→ **What is expected**:
For this exercise, report every line of the material that includes "Live".

________________

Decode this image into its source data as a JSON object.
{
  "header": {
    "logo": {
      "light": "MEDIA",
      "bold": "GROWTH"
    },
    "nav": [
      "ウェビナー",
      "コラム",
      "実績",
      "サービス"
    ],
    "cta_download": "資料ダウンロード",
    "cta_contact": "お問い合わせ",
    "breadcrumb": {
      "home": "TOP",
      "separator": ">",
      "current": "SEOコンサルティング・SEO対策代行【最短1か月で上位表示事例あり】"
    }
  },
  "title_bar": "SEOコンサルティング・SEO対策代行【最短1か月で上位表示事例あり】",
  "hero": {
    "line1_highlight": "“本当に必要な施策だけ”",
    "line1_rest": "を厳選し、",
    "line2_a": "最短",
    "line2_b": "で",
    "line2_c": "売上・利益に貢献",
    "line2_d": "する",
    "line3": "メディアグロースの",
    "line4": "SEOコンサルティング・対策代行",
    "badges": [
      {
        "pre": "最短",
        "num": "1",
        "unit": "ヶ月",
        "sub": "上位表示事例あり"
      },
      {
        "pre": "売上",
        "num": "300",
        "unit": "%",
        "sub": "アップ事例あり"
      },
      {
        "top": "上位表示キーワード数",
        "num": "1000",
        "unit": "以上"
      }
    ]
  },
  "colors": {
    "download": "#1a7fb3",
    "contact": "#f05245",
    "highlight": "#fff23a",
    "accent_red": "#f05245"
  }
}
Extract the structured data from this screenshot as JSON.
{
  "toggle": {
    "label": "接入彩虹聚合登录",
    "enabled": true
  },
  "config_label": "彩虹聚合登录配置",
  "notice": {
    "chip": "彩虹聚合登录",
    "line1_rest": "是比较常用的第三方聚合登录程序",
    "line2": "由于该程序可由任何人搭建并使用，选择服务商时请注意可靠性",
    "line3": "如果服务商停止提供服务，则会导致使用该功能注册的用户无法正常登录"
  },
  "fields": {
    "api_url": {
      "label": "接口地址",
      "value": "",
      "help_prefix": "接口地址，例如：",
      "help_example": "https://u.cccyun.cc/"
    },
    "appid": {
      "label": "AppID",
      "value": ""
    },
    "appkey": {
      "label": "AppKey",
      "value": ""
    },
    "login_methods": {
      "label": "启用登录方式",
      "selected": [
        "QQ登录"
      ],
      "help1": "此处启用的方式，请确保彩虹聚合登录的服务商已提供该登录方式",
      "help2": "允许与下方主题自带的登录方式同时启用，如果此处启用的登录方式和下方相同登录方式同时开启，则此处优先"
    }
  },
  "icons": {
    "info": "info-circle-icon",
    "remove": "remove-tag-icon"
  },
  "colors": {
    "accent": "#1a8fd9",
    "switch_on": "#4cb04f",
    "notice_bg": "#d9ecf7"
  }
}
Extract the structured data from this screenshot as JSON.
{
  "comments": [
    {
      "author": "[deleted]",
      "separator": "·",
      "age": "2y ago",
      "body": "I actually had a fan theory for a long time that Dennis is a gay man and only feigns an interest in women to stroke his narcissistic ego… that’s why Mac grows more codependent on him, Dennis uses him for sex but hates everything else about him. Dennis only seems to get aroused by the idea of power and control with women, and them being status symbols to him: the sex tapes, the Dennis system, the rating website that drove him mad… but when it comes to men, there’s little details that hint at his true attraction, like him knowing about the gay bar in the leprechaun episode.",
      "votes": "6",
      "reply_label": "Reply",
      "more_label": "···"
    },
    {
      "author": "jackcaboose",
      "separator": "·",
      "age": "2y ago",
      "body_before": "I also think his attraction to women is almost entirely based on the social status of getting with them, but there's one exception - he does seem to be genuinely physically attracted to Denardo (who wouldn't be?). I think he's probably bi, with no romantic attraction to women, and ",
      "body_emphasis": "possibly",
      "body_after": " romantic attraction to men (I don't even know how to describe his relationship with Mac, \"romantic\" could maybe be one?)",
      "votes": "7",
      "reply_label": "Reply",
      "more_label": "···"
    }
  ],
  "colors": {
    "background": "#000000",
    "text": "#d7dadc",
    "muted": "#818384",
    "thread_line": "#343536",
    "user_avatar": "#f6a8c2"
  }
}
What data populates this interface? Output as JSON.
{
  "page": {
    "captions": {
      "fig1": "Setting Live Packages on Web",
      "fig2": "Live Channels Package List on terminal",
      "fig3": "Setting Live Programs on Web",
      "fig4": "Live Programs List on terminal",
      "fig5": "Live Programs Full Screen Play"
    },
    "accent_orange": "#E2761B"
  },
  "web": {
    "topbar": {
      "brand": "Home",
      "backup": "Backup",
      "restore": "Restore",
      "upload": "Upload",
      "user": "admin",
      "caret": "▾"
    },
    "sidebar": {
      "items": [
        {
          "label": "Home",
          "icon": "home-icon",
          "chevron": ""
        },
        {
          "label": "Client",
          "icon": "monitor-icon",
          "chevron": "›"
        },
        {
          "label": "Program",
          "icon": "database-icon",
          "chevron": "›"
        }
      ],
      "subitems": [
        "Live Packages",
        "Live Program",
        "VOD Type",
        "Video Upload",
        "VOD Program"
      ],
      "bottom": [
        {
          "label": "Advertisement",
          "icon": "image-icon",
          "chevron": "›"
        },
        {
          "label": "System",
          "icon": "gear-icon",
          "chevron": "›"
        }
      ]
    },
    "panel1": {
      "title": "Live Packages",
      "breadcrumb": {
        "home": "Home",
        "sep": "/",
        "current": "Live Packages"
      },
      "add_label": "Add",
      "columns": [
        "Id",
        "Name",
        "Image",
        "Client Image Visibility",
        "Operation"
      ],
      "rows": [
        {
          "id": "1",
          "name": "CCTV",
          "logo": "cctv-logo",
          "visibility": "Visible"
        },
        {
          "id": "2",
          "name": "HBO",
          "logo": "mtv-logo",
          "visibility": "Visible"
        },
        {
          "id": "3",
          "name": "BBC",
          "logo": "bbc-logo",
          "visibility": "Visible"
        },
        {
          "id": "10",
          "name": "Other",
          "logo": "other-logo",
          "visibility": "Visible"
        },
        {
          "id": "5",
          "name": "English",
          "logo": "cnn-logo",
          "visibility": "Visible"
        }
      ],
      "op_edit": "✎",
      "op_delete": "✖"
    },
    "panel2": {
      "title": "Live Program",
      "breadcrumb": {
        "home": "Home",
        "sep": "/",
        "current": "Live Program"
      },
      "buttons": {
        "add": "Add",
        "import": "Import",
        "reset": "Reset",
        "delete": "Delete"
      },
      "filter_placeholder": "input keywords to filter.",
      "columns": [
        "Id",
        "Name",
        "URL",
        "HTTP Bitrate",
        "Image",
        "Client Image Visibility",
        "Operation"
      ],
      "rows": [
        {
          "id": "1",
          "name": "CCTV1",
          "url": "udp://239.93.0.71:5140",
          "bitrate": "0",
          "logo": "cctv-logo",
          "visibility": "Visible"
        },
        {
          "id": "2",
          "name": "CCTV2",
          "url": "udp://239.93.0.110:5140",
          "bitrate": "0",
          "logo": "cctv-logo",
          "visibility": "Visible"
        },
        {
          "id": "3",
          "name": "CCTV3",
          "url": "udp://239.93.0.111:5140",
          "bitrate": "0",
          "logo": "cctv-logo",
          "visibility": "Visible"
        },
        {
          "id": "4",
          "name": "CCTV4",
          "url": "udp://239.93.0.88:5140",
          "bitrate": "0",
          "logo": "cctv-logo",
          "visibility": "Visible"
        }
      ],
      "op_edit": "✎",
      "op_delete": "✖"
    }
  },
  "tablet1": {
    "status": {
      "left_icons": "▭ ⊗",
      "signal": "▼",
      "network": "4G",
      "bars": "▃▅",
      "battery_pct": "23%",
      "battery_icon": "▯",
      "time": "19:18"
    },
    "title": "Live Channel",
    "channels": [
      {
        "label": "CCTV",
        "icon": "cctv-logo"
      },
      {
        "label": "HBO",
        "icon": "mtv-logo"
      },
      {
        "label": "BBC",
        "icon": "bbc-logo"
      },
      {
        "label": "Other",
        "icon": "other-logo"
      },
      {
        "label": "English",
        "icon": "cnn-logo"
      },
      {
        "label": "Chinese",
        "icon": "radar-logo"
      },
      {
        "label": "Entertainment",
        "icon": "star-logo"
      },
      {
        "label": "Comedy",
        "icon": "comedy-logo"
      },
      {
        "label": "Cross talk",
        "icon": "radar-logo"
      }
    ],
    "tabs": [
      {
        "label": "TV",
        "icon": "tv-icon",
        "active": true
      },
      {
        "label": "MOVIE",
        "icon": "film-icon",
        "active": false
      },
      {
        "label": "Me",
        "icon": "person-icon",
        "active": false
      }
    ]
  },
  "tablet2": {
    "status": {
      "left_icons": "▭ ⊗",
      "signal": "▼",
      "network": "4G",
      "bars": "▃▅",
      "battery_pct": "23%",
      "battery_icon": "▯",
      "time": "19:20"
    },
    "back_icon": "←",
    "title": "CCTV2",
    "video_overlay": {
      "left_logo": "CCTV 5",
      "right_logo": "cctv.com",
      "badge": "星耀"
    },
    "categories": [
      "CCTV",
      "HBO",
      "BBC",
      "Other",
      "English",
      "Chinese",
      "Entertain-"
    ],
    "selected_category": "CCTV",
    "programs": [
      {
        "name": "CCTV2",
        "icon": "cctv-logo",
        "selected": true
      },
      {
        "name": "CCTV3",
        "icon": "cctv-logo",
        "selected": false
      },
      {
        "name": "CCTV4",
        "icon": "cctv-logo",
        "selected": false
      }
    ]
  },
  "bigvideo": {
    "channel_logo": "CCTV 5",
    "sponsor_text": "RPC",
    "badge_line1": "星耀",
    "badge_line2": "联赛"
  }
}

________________

→ **Solution to the exercise**:
      "fig1": "Setting Live Packages on Web",
      "fig2": "Live Channels Package List on terminal",
      "fig3": "Setting Live Programs on Web",
      "fig4": "Live Programs List on terminal",
      "fig5": "Live Programs Full Screen Play"
        "Live Packages",
        "Live Program",
      "title": "Live Packages",
        "current": "Live Packages"
      "title": "Live Program",
        "current": "Live Program"
    "title": "Live Channel",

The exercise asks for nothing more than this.